The building is now for sale.

Friday 19 November 2010

Tudor House opening for Christmas

Very happy to report that Margate's oldest building, The Tudor House, will be open over the Christmas period. This 500+ year old building is one of Margate's treasures. When it is opened on the odd occasion, it is miraculously full. So one can only imagine the success for a restored and regularly opened Tudor House. So if you can help and would like to volunteer support of any kind, contact Sophie Jeffrey (MACH) who is working to co-ordinate future events at The Tudor House.


Dear All,

I am pleased to confirm that we are going to open the museum on 3 dates in December and are therefore seeking volunteers for the following:
Friday 3rd December, 4.30pm - 7pm
Saturday 4th December, 11.30am - 4pm
Saturday 11th December, 11.30am - 4pm

If you are able to participate, please complete the attached form and I will draw up a timetable for everyone.

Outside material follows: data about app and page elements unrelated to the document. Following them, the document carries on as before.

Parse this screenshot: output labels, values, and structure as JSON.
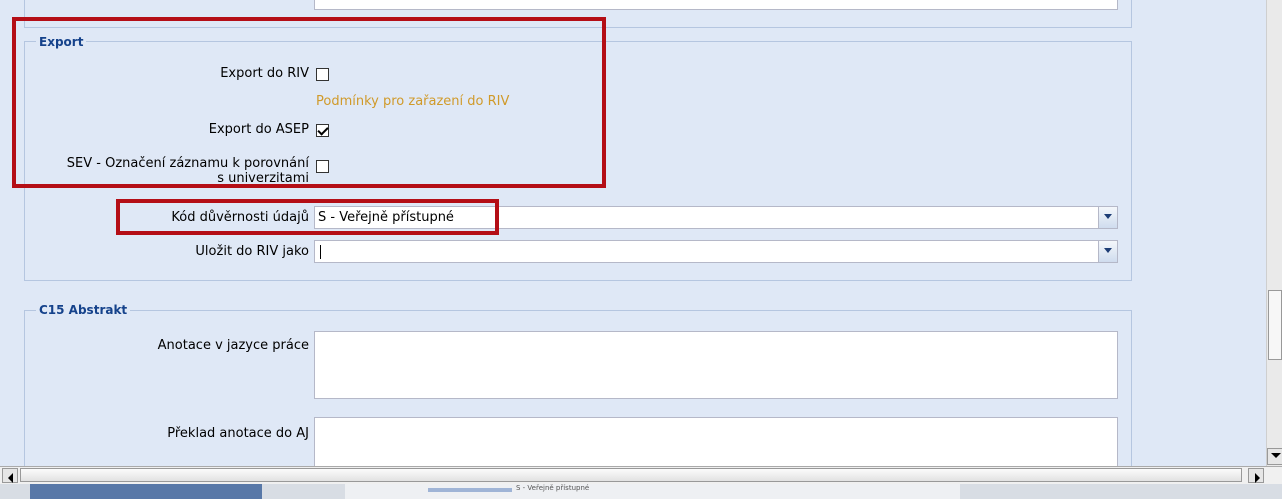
{
  "export_section": {
    "legend": "Export",
    "export_riv_label": "Export do RIV",
    "export_riv_checked": false,
    "riv_conditions_link": "Podmínky pro zařazení do RIV",
    "export_asep_label": "Export do ASEP",
    "export_asep_checked": true,
    "sev_label_line1": "SEV - Označení záznamu k porovnání",
    "sev_label_line2": "s univerzitami",
    "sev_checked": false,
    "confidentiality_label": "Kód důvěrnosti údajů",
    "confidentiality_value": "S - Veřejně přístupné",
    "save_riv_label": "Uložit do RIV jako",
    "save_riv_value": ""
  },
  "abstract_section": {
    "legend": "C15 Abstrakt",
    "annotation_label": "Anotace v jazyce práce",
    "annotation_value": "",
    "translation_label": "Překlad anotace do AJ",
    "translation_value": ""
  },
  "background_strip_text": "S - Veřejně přístupné",
  "colors": {
    "highlight": "#b40e16",
    "link": "#d09a2a",
    "legend": "#15428b"
  },
  "icons": [
    "chevron-down-icon",
    "scroll-left-icon",
    "scroll-right-icon",
    "scroll-down-icon"
  ]
}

Many thanks,


Please note, this event aims to complement the activities at Tudor House which are being organised by the Arts Development Officer at TDC ( as well as the Christmas light switch-on which is being organised by Margate Charter Trustees (01843 221704).

Sophie Jeffrey
Project Manager
Margate Arts, Creativity, Heritage
The Media Centre
11-13 King Street
Kent CT9 1DA
Direct Line: 01843 609342

Monday 15 November 2010

We're back! And lots happening!

I know, I've been a really bad blogger. I've neglected to update Margate Architecture for ages. And what makes it worse is that loads of exciting stuff is going on in town. There is a perceptible buzz in the town for many reasons. A few of which I will endeavour to mention in the coming days. But for today, the big news on the Margate horizon (that has of course been covered very well elsewhere), is that Turner announced their actual opening date and details of their first exhibition.

It's the 16th of April, people! Spring will be well and truly sprung and a sunny summer season will lie ahead. Allow this thought to warm your cockles during the winter. Imagine next winter when you're being rained upon in November. You'll be able to take shelter, take in some art and if that isn't your thing, there is also the amazing view of our amazing sea scape through the huge plate glass windows. Can't wait.

I couldn't as a self respecting Margate blogger miss this turning point. So here's the statement from Victoria Pomery herself:

Turner Contemporary Opens on Saturday 16 April 2011

Today we are delighted to announce the opening date for the new Turner Contemporary gallery.

The doors will open to the public on 16 April 2011 and we will be celebrating with a series of activities and events around the gallery over the opening weekend, details of which will be released nearer the time.

The opening exhibition, Revealed: Turner Contemporary Opens Saturday 16 April - Sunday 4 September 2011 explores the themes of imagination, discovery, wonder and the creative spirit.

Centred on JMW Turner-s extraordinary but little-known painting The Eruption of the Souffrier Mountains, in the Island of St Vincent, at Midnight, on the 30th of April, 1812, from a Sketch Taken at the Time by Hugh P. Keane, Esqre, 1815 depicting a dramatic volcanic eruption that Turner himself never witnessed, the exhibition will feature new commissions by Daniel Buren, Russell Crotty, Ellen Harvey and Conrad Shawcross, alongside selected works by Teresita Fernandez and Douglas Gordon.

The opening show will be followed by:

Nothing in the World but Youth
17 September 2011 - 8 January 2012

An exhibition exploring how youth experience has been reflected in art, culture and the media from the late nineteenth century to the present day.

Hamish Fulton
14 January - 13 May 2012

His first one-person show in the UK since 2002, will include new work made as the result of group walks in Kent commissioned by Turner Contemporary.

Turner and the Elements
28 January - 13 May 2012

Our first major show of works by JMW Turner explores the important role that the depiction of the elements played in Turner's landscapes, watercolours and late paintings.

For more information about our opening programme, please visit

( ) .

We look forward with anticipation to welcoming you on Saturday 16 April when the doors of Turner Contemporary open.

Best wishes

Victoria Pomery, Director and John Kampfner, Chair of Turner Contemporary Trust